#### About this exercise
Wherever a line of the records contains "more", copy that line.

——————————

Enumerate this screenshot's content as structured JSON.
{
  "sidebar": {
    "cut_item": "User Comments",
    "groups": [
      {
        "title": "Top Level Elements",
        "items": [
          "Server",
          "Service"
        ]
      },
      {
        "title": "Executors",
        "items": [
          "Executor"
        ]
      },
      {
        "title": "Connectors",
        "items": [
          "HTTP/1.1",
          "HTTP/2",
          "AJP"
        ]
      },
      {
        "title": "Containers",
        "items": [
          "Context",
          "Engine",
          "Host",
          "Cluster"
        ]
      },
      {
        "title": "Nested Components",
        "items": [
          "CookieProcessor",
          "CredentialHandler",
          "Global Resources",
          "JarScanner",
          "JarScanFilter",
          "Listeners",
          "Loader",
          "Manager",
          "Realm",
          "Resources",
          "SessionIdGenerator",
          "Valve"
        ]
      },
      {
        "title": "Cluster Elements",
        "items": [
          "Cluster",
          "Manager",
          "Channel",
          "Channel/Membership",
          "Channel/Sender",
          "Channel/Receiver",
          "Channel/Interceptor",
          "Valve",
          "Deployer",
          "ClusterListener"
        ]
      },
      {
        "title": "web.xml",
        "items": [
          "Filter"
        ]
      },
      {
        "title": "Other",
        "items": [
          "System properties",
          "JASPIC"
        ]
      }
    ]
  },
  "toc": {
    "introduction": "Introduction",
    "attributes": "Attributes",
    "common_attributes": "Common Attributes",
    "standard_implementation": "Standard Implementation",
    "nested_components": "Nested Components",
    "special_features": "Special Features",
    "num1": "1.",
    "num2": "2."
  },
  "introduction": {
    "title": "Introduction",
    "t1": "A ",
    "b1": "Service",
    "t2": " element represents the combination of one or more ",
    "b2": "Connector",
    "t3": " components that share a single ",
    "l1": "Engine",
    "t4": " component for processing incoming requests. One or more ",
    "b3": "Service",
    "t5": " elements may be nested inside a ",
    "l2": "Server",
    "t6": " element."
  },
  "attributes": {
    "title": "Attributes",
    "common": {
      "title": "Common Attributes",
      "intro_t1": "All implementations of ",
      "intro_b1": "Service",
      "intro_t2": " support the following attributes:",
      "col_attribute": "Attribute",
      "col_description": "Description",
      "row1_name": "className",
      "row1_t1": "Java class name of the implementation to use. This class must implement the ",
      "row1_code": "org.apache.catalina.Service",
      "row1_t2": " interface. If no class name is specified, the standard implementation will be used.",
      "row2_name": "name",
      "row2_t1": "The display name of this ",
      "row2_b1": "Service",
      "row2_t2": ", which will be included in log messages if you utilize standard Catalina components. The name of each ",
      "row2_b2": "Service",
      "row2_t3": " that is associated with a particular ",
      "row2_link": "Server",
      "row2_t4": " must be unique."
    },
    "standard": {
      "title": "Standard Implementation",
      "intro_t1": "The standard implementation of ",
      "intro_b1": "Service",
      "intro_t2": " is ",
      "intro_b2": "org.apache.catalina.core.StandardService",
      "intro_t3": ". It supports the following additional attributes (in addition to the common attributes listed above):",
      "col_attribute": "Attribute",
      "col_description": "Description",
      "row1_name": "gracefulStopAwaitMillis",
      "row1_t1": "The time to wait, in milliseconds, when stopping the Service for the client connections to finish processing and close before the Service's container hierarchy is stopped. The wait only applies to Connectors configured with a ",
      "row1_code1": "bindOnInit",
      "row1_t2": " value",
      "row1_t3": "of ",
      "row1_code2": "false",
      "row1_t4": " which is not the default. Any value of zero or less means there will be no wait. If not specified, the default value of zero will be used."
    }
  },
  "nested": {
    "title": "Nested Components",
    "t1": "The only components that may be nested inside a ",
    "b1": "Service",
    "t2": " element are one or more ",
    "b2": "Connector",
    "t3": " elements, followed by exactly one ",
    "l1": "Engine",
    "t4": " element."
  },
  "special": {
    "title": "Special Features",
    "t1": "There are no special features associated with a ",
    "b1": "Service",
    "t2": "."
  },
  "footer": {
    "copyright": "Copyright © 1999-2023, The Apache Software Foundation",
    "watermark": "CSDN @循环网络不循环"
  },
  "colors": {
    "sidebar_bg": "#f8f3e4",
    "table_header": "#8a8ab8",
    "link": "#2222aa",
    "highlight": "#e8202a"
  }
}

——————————

#### Written solution
    "t2": " element represents the combination of one or more ",
    "t4": " component for processing incoming requests. One or more ",
    "t2": " element are one or more ",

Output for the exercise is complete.